#### The records ####
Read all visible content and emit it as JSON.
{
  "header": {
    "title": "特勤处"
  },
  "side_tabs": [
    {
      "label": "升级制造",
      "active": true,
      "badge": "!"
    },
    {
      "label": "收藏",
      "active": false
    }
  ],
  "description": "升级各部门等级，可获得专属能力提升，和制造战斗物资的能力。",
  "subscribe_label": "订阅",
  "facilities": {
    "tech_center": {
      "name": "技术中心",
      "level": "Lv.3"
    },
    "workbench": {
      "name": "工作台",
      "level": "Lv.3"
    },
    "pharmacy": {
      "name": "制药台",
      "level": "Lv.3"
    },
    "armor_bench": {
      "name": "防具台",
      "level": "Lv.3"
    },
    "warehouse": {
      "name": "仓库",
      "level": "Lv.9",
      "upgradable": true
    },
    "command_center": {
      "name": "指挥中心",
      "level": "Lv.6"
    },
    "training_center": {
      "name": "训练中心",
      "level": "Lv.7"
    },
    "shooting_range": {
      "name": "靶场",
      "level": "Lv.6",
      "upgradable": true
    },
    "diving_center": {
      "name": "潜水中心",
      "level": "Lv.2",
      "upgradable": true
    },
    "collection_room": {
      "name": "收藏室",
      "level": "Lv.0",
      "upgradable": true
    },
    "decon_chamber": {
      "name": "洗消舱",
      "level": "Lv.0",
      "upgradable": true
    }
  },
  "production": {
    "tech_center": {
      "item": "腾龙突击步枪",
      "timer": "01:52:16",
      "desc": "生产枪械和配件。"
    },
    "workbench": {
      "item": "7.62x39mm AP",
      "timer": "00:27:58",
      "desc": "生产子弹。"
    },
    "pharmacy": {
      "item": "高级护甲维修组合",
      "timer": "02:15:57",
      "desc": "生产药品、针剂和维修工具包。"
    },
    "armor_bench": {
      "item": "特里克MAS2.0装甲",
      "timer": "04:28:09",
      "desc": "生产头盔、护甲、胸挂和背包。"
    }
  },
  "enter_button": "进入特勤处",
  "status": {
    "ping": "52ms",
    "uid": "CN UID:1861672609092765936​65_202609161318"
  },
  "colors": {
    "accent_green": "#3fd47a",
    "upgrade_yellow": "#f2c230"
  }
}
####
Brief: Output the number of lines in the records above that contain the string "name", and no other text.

Written response: 11